When they’d gone, I sat on the sofa with Mum. I always found it comforting to sit with her. Sometimes, we’d listen to the radio together, or I would brush her hair like I used to when I was young. Without wanting to boast, I had done a very good job on her. But now I was wondering if I’d been wrong in doing what I’d done. I even began to think that perhaps Lena had a point when she said that it was sick. I didn’t know what to do. I wish I could have asked Mum what she thought.
I began to realise that it might be best if I gave up my big idea and stuck to working on animals. And, in the end, that’s what I did.
At least, that was what I intended to do. But things don’t always work out as you intend, do they? Less than a month later, that friendly funeral director contacted me, asking me to do one of his customers a favour. I tried to refuse, but he insisted — he even hinted that he might tell the authorities about my mother if I didn’t cooperate. And no sooner had I done that job than he began to pester me about doing the same for another of his customers. Then — don’t ask me how because that whole thing was supposed to be a secret — the word began to spread, and before I knew what was happening, I was working for three different funeral directors. I had to stop taking orders for animals altogether.
I know some people (like Lena) think what I do is wrong, but if the need is there who am I to object? And, to tell the truth, it’s such a pleasure to see the faces of grieving relatives being presented with what I’ve done with their loved ones. Like I said to Lena that time, what’s wrong with easing people’s pain?

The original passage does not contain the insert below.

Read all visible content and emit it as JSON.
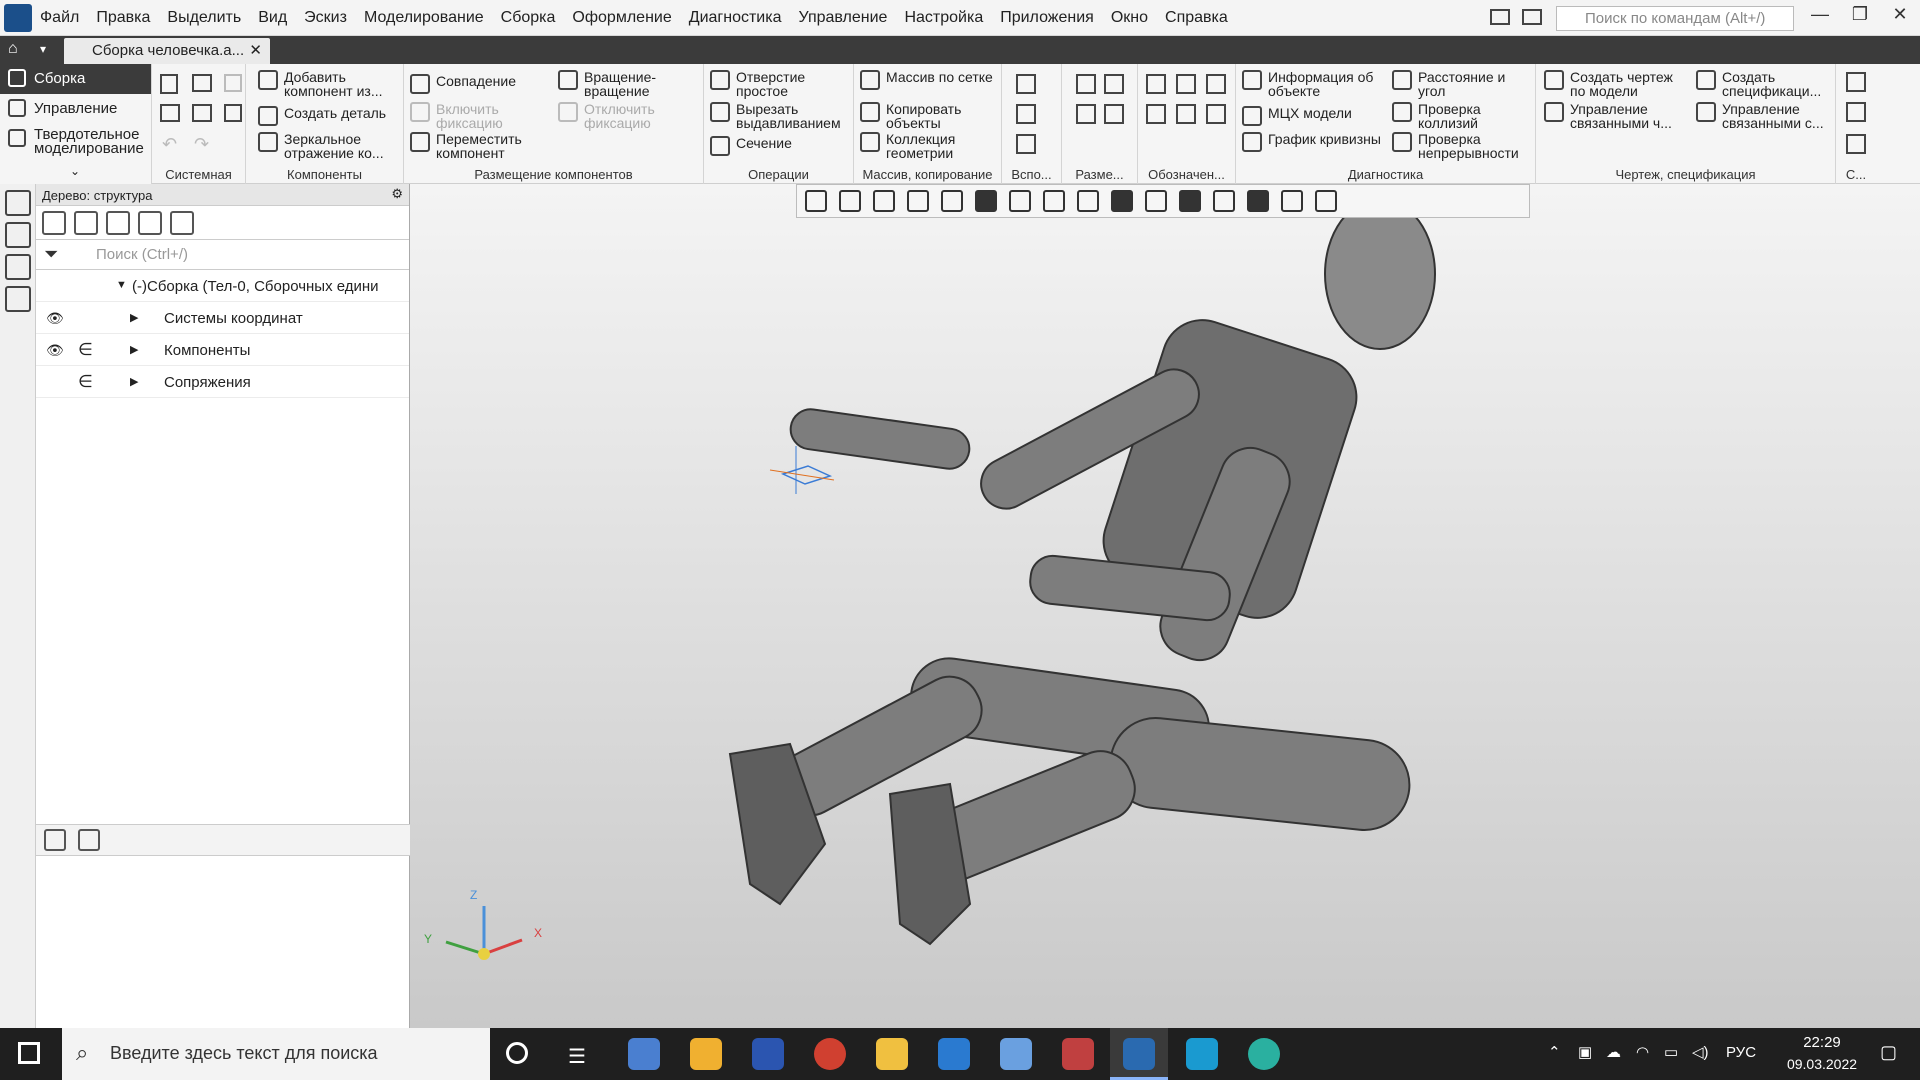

I haven’t seen her or Daniel since they stormed out. I suppose they went back to Chicago. But at least I’ve still got Mum. I don’t know what I’d do without her.
Photo by Nick Karvounis on Unsplash